§ Information supplied
--- START ---
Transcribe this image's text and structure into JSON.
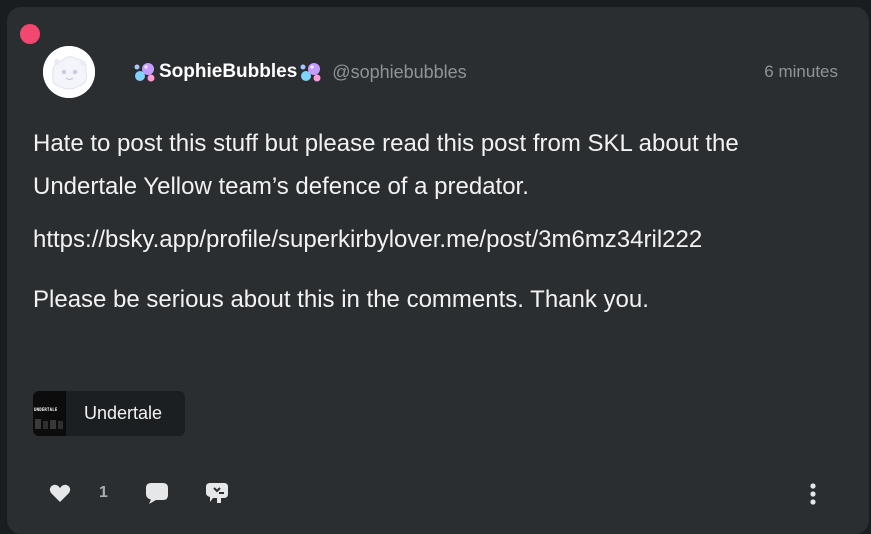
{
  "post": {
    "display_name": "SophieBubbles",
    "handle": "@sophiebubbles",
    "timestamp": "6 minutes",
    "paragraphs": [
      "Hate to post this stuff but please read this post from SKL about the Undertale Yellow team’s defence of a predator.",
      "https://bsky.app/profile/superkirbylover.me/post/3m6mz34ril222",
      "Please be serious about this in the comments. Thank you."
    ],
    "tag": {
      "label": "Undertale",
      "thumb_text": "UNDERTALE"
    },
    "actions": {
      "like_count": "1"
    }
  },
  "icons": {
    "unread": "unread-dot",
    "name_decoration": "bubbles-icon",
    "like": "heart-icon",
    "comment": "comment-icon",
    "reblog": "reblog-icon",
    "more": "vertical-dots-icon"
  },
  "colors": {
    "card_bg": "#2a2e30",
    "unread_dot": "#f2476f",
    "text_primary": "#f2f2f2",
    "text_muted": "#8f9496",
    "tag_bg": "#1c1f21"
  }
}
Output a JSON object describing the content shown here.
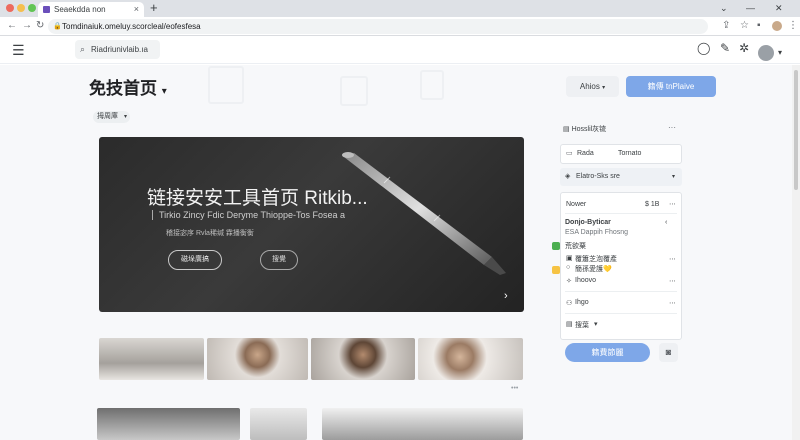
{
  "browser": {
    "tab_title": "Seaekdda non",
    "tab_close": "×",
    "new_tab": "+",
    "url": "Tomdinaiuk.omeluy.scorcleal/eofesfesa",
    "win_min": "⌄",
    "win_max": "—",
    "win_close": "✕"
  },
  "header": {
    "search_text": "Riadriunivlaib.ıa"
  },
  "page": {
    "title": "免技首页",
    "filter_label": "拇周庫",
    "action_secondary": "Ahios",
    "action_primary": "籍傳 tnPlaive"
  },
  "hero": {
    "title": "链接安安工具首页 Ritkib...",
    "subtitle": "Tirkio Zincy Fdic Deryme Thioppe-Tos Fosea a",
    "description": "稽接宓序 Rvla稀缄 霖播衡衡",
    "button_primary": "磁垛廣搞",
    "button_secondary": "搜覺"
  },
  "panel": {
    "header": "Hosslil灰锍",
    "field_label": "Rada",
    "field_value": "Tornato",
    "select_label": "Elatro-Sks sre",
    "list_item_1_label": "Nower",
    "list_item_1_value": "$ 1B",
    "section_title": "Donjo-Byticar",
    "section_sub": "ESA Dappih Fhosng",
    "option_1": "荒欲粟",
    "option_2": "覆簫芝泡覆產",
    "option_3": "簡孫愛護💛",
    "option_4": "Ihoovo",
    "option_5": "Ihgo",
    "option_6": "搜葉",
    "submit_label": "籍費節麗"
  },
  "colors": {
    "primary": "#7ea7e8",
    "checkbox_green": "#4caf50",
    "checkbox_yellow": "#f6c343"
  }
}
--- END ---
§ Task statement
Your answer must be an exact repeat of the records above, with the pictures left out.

§ Reply to the exercise
Transcribe this image's text and structure into JSON.
{
  "post": {
    "display_name": "SophieBubbles",
    "handle": "@sophiebubbles",
    "timestamp": "6 minutes",
    "paragraphs": [
      "Hate to post this stuff but please read this post from SKL about the Undertale Yellow team’s defence of a predator.",
      "https://bsky.app/profile/superkirbylover.me/post/3m6mz34ril222",
      "Please be serious about this in the comments. Thank you."
    ],
    "tag": {
      "label": "Undertale",
      "thumb_text": "UNDERTALE"
    },
    "actions": {
      "like_count": "1"
    }
  },
  "icons": {
    "unread": "unread-dot",
    "name_decoration": "bubbles-icon",
    "like": "heart-icon",
    "comment": "comment-icon",
    "reblog": "reblog-icon",
    "more": "vertical-dots-icon"
  },
  "colors": {
    "card_bg": "#2a2e30",
    "unread_dot": "#f2476f",
    "text_primary": "#f2f2f2",
    "text_muted": "#8f9496",
    "tag_bg": "#1c1f21"
  }
}
Output a JSON object describing the content shown here.
{
  "browser": {
    "tab_title": "Seaekdda non",
    "tab_close": "×",
    "new_tab": "+",
    "url": "Tomdinaiuk.omeluy.scorcleal/eofesfesa",
    "win_min": "⌄",
    "win_max": "—",
    "win_close": "✕"
  },
  "header": {
    "search_text": "Riadriunivlaib.ıa"
  },
  "page": {
    "title": "免技首页",
    "filter_label": "拇周庫",
    "action_secondary": "Ahios",
    "action_primary": "籍傳 tnPlaive"
  },
  "hero": {
    "title": "链接安安工具首页 Ritkib...",
    "subtitle": "Tirkio Zincy Fdic Deryme Thioppe-Tos Fosea a",
    "description": "稽接宓序 Rvla稀缄 霖播衡衡",
    "button_primary": "磁垛廣搞",
    "button_secondary": "搜覺"
  },
  "panel": {
    "header": "Hosslil灰锍",
    "field_label": "Rada",
    "field_value": "Tornato",
    "select_label": "Elatro-Sks sre",
    "list_item_1_label": "Nower",
    "list_item_1_value": "$ 1B",
    "section_title": "Donjo-Byticar",
    "section_sub": "ESA Dappih Fhosng",
    "option_1": "荒欲粟",
    "option_2": "覆簫芝泡覆產",
    "option_3": "簡孫愛護💛",
    "option_4": "Ihoovo",
    "option_5": "Ihgo",
    "option_6": "搜葉",
    "submit_label": "籍費節麗"
  },
  "colors": {
    "primary": "#7ea7e8",
    "checkbox_green": "#4caf50",
    "checkbox_yellow": "#f6c343"
  }
}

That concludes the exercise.